Ian Brown, VAT Manager at RSM comments:

‘Today on World Book Day we will all be cheered up by thousands of children dressing up as their favourite character and trading books.  

‘However, HMRC could be set lose £216m in taxes a year on the sale of e-publications after a recent Tribunal decision. This could mean cost savings are passed on by suppliers to those consumers who love their ebooks.

‘The Upper Tribunal’s decision in News Corp UK was that charges for e-newspapers should be zero-rated, the same VAT treatment as has been applied in one form or another since 1972 to physical copies of newspapers. On this basis, the Upper Tribunal’s decision suggests that the zero-rating could also be extended to digital copies of other printed matter, most notably books.
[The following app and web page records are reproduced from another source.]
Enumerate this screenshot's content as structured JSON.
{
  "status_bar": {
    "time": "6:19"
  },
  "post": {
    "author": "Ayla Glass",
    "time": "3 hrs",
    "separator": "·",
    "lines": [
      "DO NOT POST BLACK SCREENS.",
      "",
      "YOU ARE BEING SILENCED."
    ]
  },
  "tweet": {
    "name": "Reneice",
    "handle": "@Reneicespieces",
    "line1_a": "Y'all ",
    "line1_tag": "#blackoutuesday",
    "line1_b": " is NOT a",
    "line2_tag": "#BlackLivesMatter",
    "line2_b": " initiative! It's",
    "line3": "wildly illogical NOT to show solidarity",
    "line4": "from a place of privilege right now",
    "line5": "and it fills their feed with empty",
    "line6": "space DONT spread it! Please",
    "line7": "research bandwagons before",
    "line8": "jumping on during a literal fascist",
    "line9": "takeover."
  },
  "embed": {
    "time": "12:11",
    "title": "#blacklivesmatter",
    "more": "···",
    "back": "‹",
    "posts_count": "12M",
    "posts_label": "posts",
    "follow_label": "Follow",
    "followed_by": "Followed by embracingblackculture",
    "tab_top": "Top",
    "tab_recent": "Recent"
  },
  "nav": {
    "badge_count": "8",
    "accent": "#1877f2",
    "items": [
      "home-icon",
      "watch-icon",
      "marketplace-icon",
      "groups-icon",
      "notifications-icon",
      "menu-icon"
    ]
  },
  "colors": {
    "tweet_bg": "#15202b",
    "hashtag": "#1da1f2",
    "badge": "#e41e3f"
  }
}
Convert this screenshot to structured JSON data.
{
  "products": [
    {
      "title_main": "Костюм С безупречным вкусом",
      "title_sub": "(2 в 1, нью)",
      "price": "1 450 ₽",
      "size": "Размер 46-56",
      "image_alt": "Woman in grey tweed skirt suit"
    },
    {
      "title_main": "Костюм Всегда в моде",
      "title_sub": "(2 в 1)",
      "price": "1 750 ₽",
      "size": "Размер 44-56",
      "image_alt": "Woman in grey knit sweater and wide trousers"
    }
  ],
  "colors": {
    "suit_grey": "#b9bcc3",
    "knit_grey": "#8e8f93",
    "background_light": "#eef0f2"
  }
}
‘Whilst definitely not a drama or thriller, the Upper Tribunal’s decision, and its application of the (deemed to be) relevant legislation is intriguing. 

‘In 1972, the term ‘newspaper’ or ‘book’ could only have meant the physical paper copies that existed at that time. The Upper Tribunal has now concluded that in 2020, the term ‘newspaper’ includes both physical and digital copies and therefore, VAT legislation has allowed for e-newspapers to be zero-rated since first introduced in 1972. 

‘HMRC has publicly announced that it is still its policy that e-newspapers and other digital publications should be liable to standard-rate VAT at 20 percent, so it is not ready to accept defeat on the £216m of VAT to be collected on epublications just yet.

‘HMRC has been granted permission to appeal the Upper Tribunal’s decision to the Court of Appeal so the sequel is in progress. And with the Chancellor looking to increase expenditure in his Budget next week the last thing he wants to be doing is to have to fill more holes as well.  

‘We will have to await the Court of Appeal’s decision and whether a mini-series is in the offing.’